## PROBLEM TO SOLVE
Scan the lines below and report each one containing "JSON" by copying it.

## INPUT

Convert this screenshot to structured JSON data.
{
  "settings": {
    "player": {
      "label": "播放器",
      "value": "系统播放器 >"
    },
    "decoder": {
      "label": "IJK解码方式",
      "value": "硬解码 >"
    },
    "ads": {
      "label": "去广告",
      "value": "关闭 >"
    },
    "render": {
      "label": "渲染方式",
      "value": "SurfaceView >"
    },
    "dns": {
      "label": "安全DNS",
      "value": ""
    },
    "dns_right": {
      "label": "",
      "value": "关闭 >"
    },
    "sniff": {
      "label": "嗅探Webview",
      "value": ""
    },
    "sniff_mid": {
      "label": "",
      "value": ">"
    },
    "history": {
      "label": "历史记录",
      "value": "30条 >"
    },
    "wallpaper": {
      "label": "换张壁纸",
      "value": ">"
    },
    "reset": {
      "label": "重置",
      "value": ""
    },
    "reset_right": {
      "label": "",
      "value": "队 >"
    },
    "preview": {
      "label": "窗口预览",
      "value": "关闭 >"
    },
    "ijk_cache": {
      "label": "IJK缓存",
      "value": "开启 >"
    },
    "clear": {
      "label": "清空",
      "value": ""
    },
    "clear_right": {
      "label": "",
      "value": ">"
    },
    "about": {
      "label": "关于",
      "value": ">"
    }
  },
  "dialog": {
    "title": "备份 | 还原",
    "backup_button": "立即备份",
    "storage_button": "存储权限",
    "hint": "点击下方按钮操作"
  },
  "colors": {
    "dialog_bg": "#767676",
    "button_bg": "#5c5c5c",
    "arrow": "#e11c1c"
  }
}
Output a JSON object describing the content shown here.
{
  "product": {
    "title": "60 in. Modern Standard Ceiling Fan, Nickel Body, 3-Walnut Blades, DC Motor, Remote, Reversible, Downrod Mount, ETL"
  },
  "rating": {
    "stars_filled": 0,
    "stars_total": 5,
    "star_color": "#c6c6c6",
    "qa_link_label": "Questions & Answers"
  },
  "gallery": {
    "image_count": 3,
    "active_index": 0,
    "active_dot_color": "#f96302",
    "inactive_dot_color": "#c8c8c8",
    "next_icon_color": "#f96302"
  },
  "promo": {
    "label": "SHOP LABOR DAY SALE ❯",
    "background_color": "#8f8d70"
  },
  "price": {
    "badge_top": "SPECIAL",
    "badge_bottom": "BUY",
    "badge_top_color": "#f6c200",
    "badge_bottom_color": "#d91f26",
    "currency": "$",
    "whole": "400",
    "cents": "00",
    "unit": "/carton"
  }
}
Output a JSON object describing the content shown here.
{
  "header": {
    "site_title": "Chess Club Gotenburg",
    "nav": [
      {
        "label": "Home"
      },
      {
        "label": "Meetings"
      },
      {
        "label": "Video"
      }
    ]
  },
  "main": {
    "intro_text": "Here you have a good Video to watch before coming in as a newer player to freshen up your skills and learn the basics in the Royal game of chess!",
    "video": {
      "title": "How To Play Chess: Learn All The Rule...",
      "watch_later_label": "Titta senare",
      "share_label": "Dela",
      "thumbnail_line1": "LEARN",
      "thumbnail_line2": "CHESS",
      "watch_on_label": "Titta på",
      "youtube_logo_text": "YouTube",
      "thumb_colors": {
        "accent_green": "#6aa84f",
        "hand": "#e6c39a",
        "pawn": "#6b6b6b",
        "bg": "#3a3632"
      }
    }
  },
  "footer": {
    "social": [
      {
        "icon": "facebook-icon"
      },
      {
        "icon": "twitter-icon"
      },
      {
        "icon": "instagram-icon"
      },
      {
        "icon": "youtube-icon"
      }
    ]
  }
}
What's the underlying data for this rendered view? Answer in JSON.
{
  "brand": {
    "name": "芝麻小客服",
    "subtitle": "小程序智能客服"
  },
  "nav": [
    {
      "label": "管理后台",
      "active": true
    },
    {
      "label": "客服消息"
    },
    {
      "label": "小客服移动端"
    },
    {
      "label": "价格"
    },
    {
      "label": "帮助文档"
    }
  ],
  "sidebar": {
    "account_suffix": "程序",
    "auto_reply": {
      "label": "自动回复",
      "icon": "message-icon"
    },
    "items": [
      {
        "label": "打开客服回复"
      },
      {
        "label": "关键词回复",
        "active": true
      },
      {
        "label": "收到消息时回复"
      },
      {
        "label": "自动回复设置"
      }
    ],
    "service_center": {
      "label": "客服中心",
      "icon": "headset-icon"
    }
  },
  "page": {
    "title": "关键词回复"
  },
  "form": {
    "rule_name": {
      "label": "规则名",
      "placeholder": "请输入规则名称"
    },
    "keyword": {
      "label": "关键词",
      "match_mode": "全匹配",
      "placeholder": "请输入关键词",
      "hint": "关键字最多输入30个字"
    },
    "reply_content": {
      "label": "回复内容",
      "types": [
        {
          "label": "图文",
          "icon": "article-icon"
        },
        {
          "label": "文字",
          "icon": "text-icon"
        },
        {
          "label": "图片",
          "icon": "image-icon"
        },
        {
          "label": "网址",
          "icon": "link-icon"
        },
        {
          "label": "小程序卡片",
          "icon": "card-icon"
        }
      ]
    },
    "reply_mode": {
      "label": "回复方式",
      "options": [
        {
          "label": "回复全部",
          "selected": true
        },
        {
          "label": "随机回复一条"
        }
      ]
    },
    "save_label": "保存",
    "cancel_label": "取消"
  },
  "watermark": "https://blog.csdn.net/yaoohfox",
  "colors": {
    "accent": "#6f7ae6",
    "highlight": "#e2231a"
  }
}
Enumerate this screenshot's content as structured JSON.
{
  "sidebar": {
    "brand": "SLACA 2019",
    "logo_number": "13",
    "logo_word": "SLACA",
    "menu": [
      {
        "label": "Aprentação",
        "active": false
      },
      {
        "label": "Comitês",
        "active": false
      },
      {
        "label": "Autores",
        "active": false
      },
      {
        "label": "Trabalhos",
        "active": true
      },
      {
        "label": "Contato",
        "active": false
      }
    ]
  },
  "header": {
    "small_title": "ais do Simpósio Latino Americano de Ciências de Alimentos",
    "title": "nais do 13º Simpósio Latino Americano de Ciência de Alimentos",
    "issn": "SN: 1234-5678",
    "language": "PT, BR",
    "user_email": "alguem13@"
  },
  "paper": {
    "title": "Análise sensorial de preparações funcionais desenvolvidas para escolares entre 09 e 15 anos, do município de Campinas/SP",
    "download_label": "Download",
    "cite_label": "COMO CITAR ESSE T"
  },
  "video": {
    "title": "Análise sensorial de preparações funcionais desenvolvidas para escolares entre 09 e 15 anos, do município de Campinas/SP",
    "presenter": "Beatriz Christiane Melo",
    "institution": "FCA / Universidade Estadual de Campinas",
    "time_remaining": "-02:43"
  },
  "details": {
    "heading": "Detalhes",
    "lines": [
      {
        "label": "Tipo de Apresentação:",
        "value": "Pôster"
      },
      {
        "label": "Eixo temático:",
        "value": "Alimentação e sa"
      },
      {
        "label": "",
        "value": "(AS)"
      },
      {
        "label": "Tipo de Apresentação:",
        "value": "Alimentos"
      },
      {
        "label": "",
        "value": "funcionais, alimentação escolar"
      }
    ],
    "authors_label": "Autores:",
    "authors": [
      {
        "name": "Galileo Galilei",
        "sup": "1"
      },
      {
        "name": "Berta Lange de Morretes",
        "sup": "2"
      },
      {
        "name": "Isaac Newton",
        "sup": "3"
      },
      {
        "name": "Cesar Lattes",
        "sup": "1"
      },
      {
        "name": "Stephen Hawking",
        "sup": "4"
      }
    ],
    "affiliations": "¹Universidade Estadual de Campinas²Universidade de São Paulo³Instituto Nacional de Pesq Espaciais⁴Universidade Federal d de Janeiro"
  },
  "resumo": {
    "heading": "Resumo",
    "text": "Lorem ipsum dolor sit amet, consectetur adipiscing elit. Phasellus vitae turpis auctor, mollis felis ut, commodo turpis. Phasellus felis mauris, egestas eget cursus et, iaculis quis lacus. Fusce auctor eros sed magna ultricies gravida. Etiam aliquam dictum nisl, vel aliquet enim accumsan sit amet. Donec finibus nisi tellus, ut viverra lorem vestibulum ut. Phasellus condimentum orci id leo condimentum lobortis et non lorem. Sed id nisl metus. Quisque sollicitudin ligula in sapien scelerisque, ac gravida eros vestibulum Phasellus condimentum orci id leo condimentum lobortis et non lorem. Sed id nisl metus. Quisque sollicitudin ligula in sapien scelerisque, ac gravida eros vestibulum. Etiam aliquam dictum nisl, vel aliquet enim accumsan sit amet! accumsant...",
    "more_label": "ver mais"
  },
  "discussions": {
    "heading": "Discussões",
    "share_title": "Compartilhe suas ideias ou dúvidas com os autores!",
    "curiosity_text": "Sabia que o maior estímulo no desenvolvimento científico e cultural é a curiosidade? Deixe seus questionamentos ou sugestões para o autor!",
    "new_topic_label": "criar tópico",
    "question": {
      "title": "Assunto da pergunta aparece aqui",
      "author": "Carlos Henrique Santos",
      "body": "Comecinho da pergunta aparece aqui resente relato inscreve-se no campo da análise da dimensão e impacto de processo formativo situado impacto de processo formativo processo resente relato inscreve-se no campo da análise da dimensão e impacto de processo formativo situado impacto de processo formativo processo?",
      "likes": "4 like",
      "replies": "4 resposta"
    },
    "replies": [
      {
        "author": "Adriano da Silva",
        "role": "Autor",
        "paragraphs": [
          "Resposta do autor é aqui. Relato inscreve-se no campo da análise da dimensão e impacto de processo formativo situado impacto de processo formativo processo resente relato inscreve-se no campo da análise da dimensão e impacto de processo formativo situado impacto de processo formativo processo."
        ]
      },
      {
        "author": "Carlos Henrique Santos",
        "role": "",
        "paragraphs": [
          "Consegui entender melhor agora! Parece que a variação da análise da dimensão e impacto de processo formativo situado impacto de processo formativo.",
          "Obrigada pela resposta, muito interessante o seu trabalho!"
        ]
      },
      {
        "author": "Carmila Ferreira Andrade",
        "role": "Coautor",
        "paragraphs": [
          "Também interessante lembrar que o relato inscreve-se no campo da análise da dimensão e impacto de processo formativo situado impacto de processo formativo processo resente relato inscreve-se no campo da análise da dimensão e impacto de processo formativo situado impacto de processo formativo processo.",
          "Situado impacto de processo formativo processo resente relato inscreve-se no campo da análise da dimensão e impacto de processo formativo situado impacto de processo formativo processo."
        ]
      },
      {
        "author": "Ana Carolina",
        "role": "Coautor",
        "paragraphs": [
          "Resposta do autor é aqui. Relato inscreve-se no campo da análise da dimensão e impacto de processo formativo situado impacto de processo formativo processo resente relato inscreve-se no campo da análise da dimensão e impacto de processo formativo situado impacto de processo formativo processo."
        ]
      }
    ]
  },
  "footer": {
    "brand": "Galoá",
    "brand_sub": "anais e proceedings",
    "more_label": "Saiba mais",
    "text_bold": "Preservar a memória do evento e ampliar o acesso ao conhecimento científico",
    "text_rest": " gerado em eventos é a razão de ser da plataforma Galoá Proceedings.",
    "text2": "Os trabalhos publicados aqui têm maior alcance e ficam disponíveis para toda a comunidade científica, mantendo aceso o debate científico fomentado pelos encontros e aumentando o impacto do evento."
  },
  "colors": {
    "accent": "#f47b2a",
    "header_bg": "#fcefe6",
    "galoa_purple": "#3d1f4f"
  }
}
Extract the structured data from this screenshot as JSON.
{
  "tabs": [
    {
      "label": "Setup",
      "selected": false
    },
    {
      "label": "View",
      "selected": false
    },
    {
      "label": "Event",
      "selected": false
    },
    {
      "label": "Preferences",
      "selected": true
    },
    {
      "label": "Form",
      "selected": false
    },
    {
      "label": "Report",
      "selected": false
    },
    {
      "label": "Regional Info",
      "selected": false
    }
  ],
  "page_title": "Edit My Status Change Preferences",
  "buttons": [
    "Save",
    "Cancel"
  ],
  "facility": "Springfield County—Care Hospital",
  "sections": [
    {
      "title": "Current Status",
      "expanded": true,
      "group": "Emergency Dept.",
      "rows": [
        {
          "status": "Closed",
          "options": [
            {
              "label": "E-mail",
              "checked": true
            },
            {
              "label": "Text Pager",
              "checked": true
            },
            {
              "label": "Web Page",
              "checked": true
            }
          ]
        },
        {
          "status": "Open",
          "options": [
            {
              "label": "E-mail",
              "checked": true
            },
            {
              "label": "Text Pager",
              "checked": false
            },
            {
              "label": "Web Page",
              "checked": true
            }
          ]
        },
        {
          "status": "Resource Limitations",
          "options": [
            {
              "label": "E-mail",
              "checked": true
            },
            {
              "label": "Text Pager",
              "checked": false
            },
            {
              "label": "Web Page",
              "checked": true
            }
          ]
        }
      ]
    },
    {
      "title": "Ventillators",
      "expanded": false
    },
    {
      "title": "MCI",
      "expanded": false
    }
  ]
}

## EXERCISE ANSWER
Convert this screenshot to structured JSON data.
Output a JSON object describing the content shown here.
Output a JSON object describing the content shown here.
What's the underlying data for this rendered view? Answer in JSON.
Enumerate this screenshot's content as structured JSON.
Extract the structured data from this screenshot as JSON.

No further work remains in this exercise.